■ Problem to solve
Your reply should be the whole listing, copied exactly, with the pictures left out.
(Record excerpts)
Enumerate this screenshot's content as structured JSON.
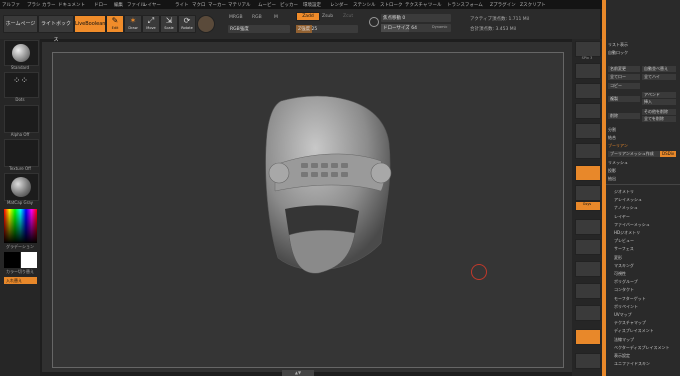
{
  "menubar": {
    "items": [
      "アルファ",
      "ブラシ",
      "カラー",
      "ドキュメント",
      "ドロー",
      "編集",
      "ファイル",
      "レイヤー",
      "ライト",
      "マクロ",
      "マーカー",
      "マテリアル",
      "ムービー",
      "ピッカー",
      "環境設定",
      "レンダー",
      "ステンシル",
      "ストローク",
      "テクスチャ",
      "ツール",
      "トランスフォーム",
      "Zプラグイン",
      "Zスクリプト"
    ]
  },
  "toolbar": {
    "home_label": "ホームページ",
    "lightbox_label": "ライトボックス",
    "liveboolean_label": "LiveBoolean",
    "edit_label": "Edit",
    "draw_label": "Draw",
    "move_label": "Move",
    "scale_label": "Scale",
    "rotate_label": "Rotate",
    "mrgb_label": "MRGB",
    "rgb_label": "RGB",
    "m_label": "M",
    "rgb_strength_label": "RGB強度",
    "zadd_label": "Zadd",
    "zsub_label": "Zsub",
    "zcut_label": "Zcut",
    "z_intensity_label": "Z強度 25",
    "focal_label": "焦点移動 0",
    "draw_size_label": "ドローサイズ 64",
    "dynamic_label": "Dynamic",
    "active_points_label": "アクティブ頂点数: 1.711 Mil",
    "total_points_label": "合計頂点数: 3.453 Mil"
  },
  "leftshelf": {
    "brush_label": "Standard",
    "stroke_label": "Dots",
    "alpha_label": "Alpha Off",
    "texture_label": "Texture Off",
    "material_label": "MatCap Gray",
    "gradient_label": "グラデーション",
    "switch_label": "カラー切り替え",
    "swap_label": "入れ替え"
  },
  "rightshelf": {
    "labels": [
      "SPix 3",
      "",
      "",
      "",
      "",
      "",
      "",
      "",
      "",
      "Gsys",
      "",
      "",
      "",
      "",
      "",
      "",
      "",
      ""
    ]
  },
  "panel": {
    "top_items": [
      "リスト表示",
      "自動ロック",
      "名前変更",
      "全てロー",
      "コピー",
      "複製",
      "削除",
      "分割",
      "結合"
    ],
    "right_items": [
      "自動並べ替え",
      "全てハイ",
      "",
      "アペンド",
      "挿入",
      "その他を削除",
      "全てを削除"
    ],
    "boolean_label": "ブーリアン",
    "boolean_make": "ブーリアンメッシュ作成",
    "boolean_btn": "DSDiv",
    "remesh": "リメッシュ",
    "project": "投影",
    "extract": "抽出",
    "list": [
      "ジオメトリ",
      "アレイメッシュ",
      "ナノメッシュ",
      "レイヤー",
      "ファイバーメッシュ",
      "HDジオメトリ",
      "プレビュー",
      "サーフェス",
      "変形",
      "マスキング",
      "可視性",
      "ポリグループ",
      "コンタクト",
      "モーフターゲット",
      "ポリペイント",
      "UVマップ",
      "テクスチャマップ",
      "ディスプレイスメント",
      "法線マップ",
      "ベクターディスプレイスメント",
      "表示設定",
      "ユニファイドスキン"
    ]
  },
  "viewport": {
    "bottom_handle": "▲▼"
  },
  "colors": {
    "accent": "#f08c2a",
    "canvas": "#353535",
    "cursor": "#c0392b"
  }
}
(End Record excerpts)
■ Answer to the exercise
Enumerate this screenshot's content as structured JSON.
{
  "menubar": {
    "items": [
      "アルファ",
      "ブラシ",
      "カラー",
      "ドキュメント",
      "ドロー",
      "編集",
      "ファイル",
      "レイヤー",
      "ライト",
      "マクロ",
      "マーカー",
      "マテリアル",
      "ムービー",
      "ピッカー",
      "環境設定",
      "レンダー",
      "ステンシル",
      "ストローク",
      "テクスチャ",
      "ツール",
      "トランスフォーム",
      "Zプラグイン",
      "Zスクリプト"
    ]
  },
  "toolbar": {
    "home_label": "ホームページ",
    "lightbox_label": "ライトボックス",
    "liveboolean_label": "LiveBoolean",
    "edit_label": "Edit",
    "draw_label": "Draw",
    "move_label": "Move",
    "scale_label": "Scale",
    "rotate_label": "Rotate",
    "mrgb_label": "MRGB",
    "rgb_label": "RGB",
    "m_label": "M",
    "rgb_strength_label": "RGB強度",
    "zadd_label": "Zadd",
    "zsub_label": "Zsub",
    "zcut_label": "Zcut",
    "z_intensity_label": "Z強度 25",
    "focal_label": "焦点移動 0",
    "draw_size_label": "ドローサイズ 64",
    "dynamic_label": "Dynamic",
    "active_points_label": "アクティブ頂点数: 1.711 Mil",
    "total_points_label": "合計頂点数: 3.453 Mil"
  },
  "leftshelf": {
    "brush_label": "Standard",
    "stroke_label": "Dots",
    "alpha_label": "Alpha Off",
    "texture_label": "Texture Off",
    "material_label": "MatCap Gray",
    "gradient_label": "グラデーション",
    "switch_label": "カラー切り替え",
    "swap_label": "入れ替え"
  },
  "rightshelf": {
    "labels": [
      "SPix 3",
      "",
      "",
      "",
      "",
      "",
      "",
      "",
      "",
      "Gsys",
      "",
      "",
      "",
      "",
      "",
      "",
      "",
      ""
    ]
  },
  "panel": {
    "top_items": [
      "リスト表示",
      "自動ロック",
      "名前変更",
      "全てロー",
      "コピー",
      "複製",
      "削除",
      "分割",
      "結合"
    ],
    "right_items": [
      "自動並べ替え",
      "全てハイ",
      "",
      "アペンド",
      "挿入",
      "その他を削除",
      "全てを削除"
    ],
    "boolean_label": "ブーリアン",
    "boolean_make": "ブーリアンメッシュ作成",
    "boolean_btn": "DSDiv",
    "remesh": "リメッシュ",
    "project": "投影",
    "extract": "抽出",
    "list": [
      "ジオメトリ",
      "アレイメッシュ",
      "ナノメッシュ",
      "レイヤー",
      "ファイバーメッシュ",
      "HDジオメトリ",
      "プレビュー",
      "サーフェス",
      "変形",
      "マスキング",
      "可視性",
      "ポリグループ",
      "コンタクト",
      "モーフターゲット",
      "ポリペイント",
      "UVマップ",
      "テクスチャマップ",
      "ディスプレイスメント",
      "法線マップ",
      "ベクターディスプレイスメント",
      "表示設定",
      "ユニファイドスキン"
    ]
  },
  "viewport": {
    "bottom_handle": "▲▼"
  },
  "colors": {
    "accent": "#f08c2a",
    "canvas": "#353535",
    "cursor": "#c0392b"
  }
}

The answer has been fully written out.